We also maintain 2.5 million square metres of hedgerow and grow 40,000 bedding plants in our nursery each year for displays across the District. The section manages 14,000 roses, 34,000 shrubs and 16,000 trees, as well as maintaining the districts sports pitches and footpaths.

Trees - Information, Objectives and Policies

Epping Forest District Council is strongly committed to the protection and enhancement of the District's environment as stated in the Community Plan.

The Council recognises the importance of its role in the protection of the local and global environments, and the priority given to this role by those who live in, work in or visit the District.

The Council will, in all that it does, either through the direct provision of services or otherwise, give particular emphasis to environmental considerations. There are few issues more important than the environment in which we all live. From Government down to the individual citizen, there are concerns about how we must change the way we live and behave in order to protect our environment for us now and future generations

The Commemorative Tree Donation Scheme

Many people see trees as a way of commemorating a special occasion or a loved one. For the World scouts Jamboree in 2007 there have been 6 different species of tree planted at North Weald Airfield symbolising the many continents from where the scouts came from to join together. A virtual plaque has been created thus enabling scouts all over the world to view the site together with some photographs.

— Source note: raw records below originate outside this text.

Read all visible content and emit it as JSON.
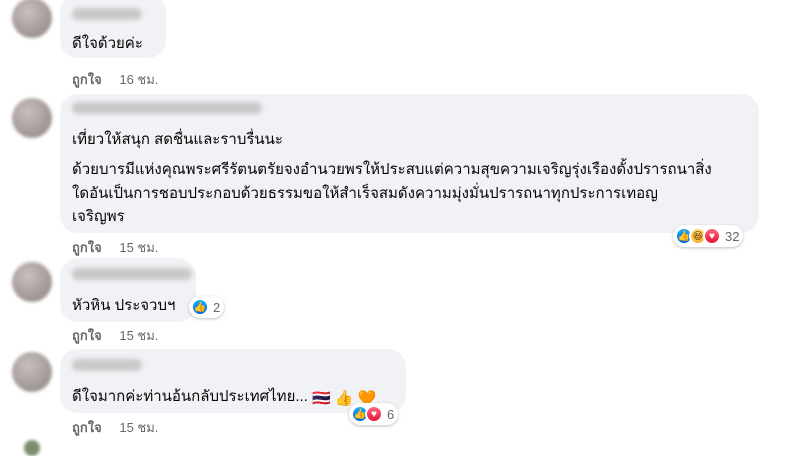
{
  "comments": [
    {
      "text": "ดีใจด้วยค่ะ",
      "like_label": "ถูกใจ",
      "time": "16 ชม."
    },
    {
      "lines": [
        "เที่ยวให้สนุก สดชื่นและราบรื่นนะ",
        "ด้วยบารมีแห่งคุณพระศรีรัตนตรัยจงอำนวยพรให้ประสบแต่ความสุขความเจริญรุ่งเรืองดั้งปรารถนาสิ่ง",
        "ใดอันเป็นการชอบประกอบด้วยธรรมขอให้สำเร็จสมดังความมุ่งมั่นปรารถนาทุกประการเทอญ",
        "เจริญพร"
      ],
      "like_label": "ถูกใจ",
      "time": "15 ชม.",
      "reactions": [
        "like-icon",
        "haha-icon",
        "love-icon"
      ],
      "reaction_count": "32"
    },
    {
      "text": "หัวหิน ประจวบฯ",
      "like_label": "ถูกใจ",
      "time": "15 ชม.",
      "reactions": [
        "like-icon"
      ],
      "reaction_count": "2"
    },
    {
      "text": "ดีใจมากค่ะท่านอ้นกลับประเทศไทย...",
      "emojis": [
        "🇹🇭",
        "👍",
        "🧡"
      ],
      "like_label": "ถูกใจ",
      "time": "15 ชม.",
      "reactions": [
        "like-icon",
        "love-icon"
      ],
      "reaction_count": "6"
    }
  ],
  "colors": {
    "bubble": "#f0f2f5",
    "meta": "#65676b",
    "like_blue": "#0062df",
    "love_red": "#e61739"
  }
}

The tree donation application form can be downloaded below or copies are available at many of the Council’s information sites. Once the planting site is agreed and the tree planted then you can view the site here as well as a plaque if you have requested one in memory of a loved one or purely giving details of sponsorship.

 

Virtual Plaque Location Map